Nissan Motor Co. stunned the Detroit Auto Dealers Association, the event's organizer, on Monday when it became the first major automaker to exit from this year's auto show.
Nissan said its decision was based on the big splash it made at the Los Angeles Auto Show earlier this month and the economic realities that the auto industry is facing.
"This is not in any way a commentary on auto shows in general or any auto show specifically," said Nissan spokesman Alan Buddendeck.
Other manufacturers that have backed out include Mitsubishi Motors Corp., Rolls-Royce, Land Rover, Ferrari and Suzuki. Porsche Cars North America Inc. was not part of 2008 show and is not returning for 2009.
Still, Serra said he is expecting that the show will feature about 45 new production and concept vehicles.
"Every show has their niche," Serra said. "And the Detroit show, our niche is the media.
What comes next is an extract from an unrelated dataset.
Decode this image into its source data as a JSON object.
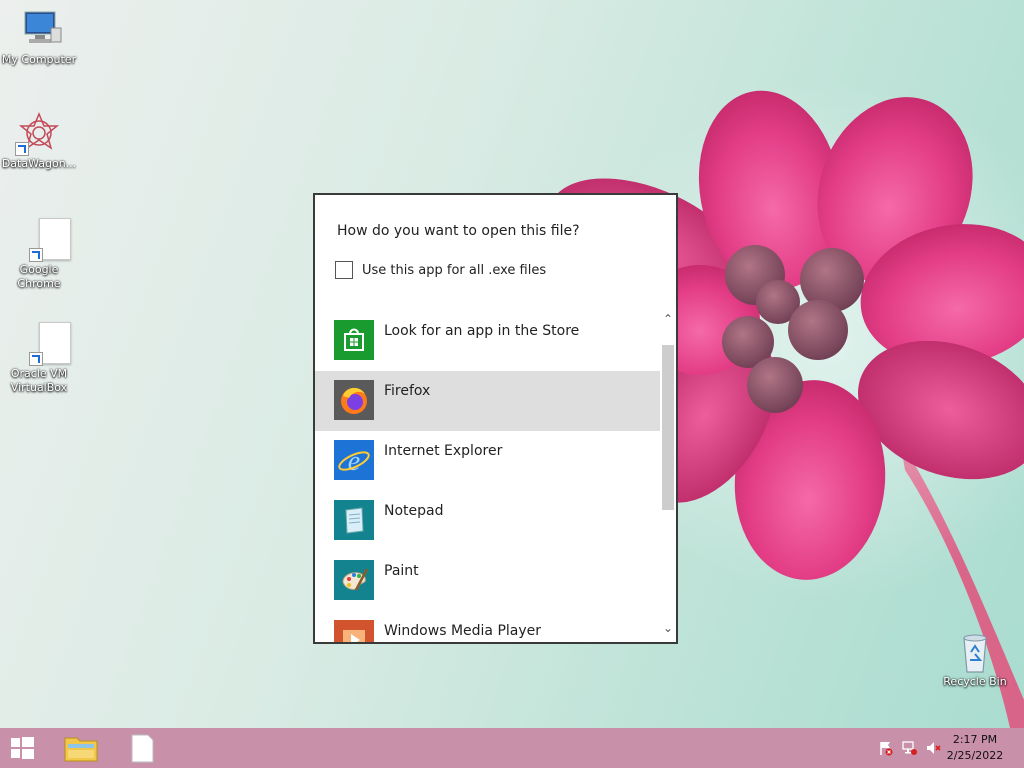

And in more cases than not, when these scale-backs happen ... that niche plays into our favor."
Even though General Motors Corp. has canceled its annual fashion show called GM Style, spokesman Scott Fosgard said the company plans to introduce three important vehicles -- Buick LaCrosse, Cadillac SRX and Chevrolet Equinox.
"Detroit is actually going to be a very big show for us," Fosgard said. "Now, we may not be doing all of the show-biz and Vegas-type actions, but I think we are going to have a lot of news, and we are going to do it in a way that is very cost-efficient."
Toyota Motor Corp. has canceled a news media event it typically holds at the Detroit Athletic Club, but plans to unveil its third-generation Prius and a new Lexus hybrid.
Honda Motor Co. still plans to hold a news conference to unveil its Insight, a new hybrid vehicle scheduled to go on sale in April, but said it has scaled back its original introduction plans.
Chrysler LLC said it only plans to host a news media party at a former Detroit firehouse across from Cobo Center on one night. In the past, festivities for journalists spanned several evenings.
At this time last year, John Forte's catering company, Forte Belanger Catering in Troy, had booked about 10 events during the show, but so far this year, he has booked only one.
"I will say the bottom fell out," Forte said. "We have virtually nothing solid on the books for the auto show."
Forte said several potential events are on hold and may come through after Thanksgiving.
His situation is yet another sign that the 2009 auto show will be very different from any in recent memory.
Matt Prentice, CEO of Matt Prentice Restaurant Group, said the only event he has scheduled so far this year is for the charity preview night for Metro Detroit Area Ford Dealers.
"I would anticipate it's going to be a pretty quiet event from a food and beverage perspective," Prentice said of the auto show.
But Serra argued that this is not the time to abandon plans to expand Cobo Center, the aging convention hall in Detroit where the show is held.
Legislation to create a regional authority that would oversee a $308-million plan to purchase, expand and renovate Cobo Center is pending in the state Legislature.
"Once we get through this and we get back to normal life, we will have as much need if not greater need," for a renovation and expansion of Cobo Center, Serra said.